## Work item
Show me each line of the listing below where the word "refresh" appears.

## Excerpted records
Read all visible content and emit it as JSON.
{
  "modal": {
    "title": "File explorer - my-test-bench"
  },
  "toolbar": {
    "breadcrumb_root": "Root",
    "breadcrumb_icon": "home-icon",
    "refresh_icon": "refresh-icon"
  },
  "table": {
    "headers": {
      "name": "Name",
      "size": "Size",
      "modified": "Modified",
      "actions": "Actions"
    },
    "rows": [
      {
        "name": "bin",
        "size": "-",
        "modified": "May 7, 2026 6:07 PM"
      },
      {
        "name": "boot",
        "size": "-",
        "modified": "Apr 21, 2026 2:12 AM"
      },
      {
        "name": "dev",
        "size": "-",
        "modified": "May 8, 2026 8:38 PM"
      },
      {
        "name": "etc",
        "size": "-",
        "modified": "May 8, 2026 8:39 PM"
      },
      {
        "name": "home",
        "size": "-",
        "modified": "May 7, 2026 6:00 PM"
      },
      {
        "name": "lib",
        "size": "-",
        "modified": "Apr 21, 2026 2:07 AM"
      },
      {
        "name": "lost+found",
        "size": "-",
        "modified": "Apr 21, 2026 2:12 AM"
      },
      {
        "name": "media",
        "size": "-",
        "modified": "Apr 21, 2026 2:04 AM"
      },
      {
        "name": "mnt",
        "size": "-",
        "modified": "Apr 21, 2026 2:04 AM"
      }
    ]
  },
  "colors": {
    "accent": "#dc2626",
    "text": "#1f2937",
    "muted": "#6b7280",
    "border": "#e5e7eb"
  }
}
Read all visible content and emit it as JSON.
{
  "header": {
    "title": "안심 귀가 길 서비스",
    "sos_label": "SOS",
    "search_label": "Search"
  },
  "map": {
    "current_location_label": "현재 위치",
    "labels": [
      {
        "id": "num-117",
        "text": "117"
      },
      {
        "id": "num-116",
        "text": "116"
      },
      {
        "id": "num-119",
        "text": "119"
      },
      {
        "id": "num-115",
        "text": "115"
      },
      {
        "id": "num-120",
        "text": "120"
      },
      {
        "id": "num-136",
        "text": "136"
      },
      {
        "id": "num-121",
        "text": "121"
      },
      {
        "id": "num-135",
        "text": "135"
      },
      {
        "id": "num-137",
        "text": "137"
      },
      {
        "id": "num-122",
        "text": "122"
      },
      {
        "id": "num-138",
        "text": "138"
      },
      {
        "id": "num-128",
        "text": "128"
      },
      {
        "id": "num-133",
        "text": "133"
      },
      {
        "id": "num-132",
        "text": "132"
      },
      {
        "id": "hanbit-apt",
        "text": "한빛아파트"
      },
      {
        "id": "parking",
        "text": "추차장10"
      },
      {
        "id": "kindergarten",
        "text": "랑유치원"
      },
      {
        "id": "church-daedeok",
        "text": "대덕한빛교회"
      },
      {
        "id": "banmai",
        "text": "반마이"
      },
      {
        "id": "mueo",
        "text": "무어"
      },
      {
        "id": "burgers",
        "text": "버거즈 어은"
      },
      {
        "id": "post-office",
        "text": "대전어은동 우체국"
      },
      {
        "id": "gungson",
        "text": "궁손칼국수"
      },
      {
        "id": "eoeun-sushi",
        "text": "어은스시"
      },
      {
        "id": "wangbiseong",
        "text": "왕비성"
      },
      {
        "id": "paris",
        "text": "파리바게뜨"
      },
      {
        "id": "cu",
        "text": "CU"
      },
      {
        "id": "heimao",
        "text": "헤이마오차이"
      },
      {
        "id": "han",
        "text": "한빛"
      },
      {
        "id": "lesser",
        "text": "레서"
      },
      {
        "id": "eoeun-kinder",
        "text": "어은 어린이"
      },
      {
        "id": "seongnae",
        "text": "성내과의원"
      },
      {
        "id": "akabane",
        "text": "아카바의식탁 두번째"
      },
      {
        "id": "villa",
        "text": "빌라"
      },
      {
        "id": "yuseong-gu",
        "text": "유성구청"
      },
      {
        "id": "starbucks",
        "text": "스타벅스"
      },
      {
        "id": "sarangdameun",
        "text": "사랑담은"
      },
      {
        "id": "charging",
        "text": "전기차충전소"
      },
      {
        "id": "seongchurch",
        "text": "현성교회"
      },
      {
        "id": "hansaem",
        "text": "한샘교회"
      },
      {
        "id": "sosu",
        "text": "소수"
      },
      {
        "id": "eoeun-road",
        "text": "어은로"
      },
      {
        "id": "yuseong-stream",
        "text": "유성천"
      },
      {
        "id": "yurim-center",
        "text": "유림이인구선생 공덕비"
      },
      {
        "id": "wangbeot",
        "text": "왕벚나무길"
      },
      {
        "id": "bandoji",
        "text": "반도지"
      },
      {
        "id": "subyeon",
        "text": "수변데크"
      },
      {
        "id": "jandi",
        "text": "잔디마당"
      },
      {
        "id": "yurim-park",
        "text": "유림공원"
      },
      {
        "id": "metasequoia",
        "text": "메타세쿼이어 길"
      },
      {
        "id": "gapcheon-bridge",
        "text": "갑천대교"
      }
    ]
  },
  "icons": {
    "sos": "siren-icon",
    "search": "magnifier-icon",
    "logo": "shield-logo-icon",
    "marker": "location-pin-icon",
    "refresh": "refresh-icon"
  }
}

## Exercise result
    "refresh_icon": "refresh-icon"
    "refresh": "refresh-icon"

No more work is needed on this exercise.